For young adults, the effects of being in a divorced family would be in the area of relationships. Children of divorced parents are more likely to end up in divorce themselves. Their memories of their parents’ unsuccessful marriage affect their own commitment to relationships. “Adults whose parents divorced when they were young have a weaker commitment to the norm of lifelong marriages than adults whose parents stayed together” (Clarke-Stewart & Brentano, 2006, p. 128).
Recovering from the effects of divorce
Children grow up. The experiences they go through in the early years in their life, help mold their personalities. During the period when their parents go through divorce, the children also experienced a lot of psychological and emotional pain. However, children are able to recover from the stress of divorce. A major factor that enables them to cope well is having a good relationship with their mothers. Velez et al. (2011) emphasize that “children who have warm, positive relationships with their mothers may be more likely to use active coping” (p.244). Active coping means that the source of the stress (for example divorce) is not ignored or avoided, instead there are efforts to address it. Thus, having a warm relationship with their mothers would help children in divorced families cope better with the stress of divorce. Another factor that helps children adjust better is high quality parenting. Studies have shown that “high quality parenting, from both residential and non-residential parent, is one of the most powerful factors protecting children from the negative effects of divorce” (Amato & Keith, 1991 as cited in Sigal et al., (2011).
Divorce is a major life-changing event for children. When their parents decide to end the marriage and live separate lives, the children lose the security of an intact family. The effects of divorce on the children vary depending on their ages. Infants and toddlers may exhibit less warmth to their mothers. Preschoolers tend to regress and they feel that it is their fault that the parents separate. School-aged children are hurt and angry while teenagers become burdened with the need to mature immediately because of added responsibilities. Young adults’ commitment to relationships is affected too. In all these age groups, the emotional effect is the same. All children experience a loss. They lose a parent and they lose the security of an intact family. Divorce is already a fact of life, especially in the US, where one divorce taking place every 13 seconds. This event affects the emotional and psychological health of children. However, the stress of divorce can be addressed through quality parenting.
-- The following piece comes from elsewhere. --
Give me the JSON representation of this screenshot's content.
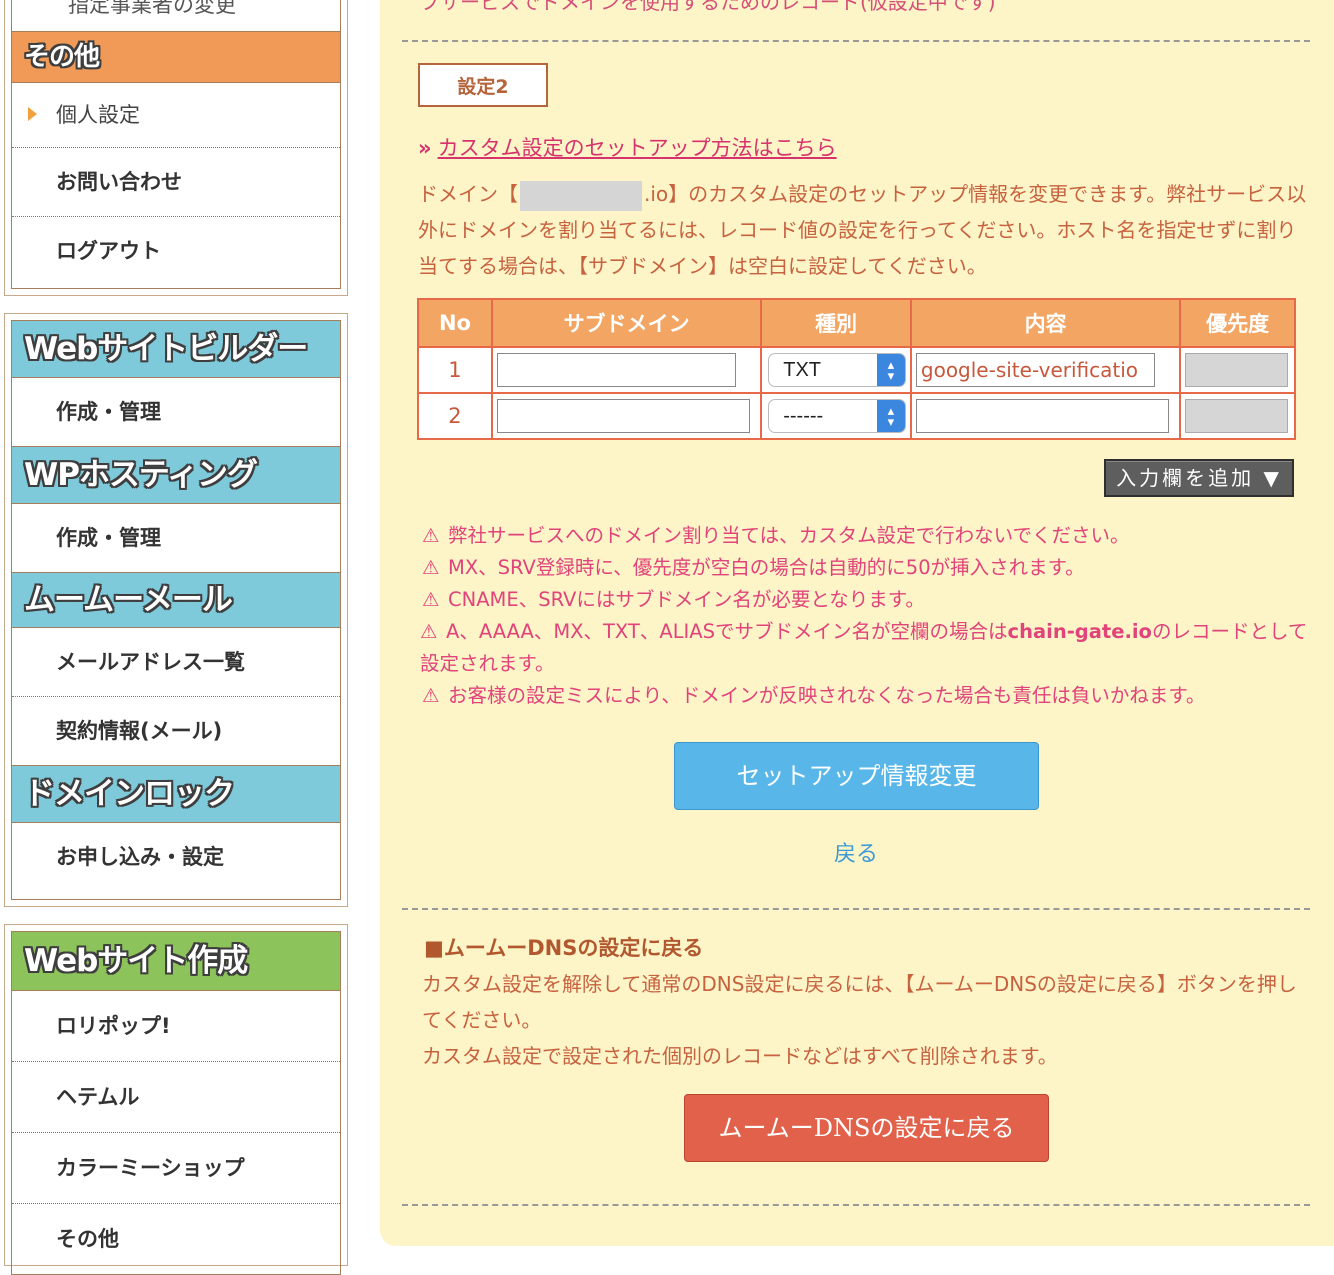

The children’s warm relationship with their mothers is also extremely helpful to overcome the negative impact of divorce.
Clarke-Stewart, A. & Brentano, C. (2006). Divorce: Causes and Consequences. New Haven, CT: Yale University Press.
Irvin, M. (2012, Oct 20). 32 Shocking Divorce Statistics [Web blog]. Retrieved from http://www.mckinleyirvin.com/blog/divorce/32-shocking-divorce-statistics/.
Sigal, A. , Sandler, I., Wolchik, S. & Braver, S. (2011). Do Parent Education Programs Promote Healthy Post-Divorce Parenting? Critical Distinctions and a Review of the Evidence. Family Court Review, 49 (2): 12o-139. Doi 10.1111/j.1744-1617.2010.01357.x. Retrieved from http://www.ncbi.nlm.nih.gov/pmc/articles/PMC3086750/#__ffn_sectitle.
Vousoura, E., Verdeli, H., Warner, V., Wickramaratne, P. & Baily, C.D.(2012). Parental Divorce, Familial Risk for Depression, and Psychopathology in Offspring: A Three-Generation Study. Journal of Child and Family Studies, 21: 718-725.
Velez, C.E., Wolchik, S.A., Tein, J. & Sandler, I. (2011). Protecting children from the consequences of divorce: A longitudinal study of the effects of parenting on children’s coping processes. Child Development, 82 (1): 244-257.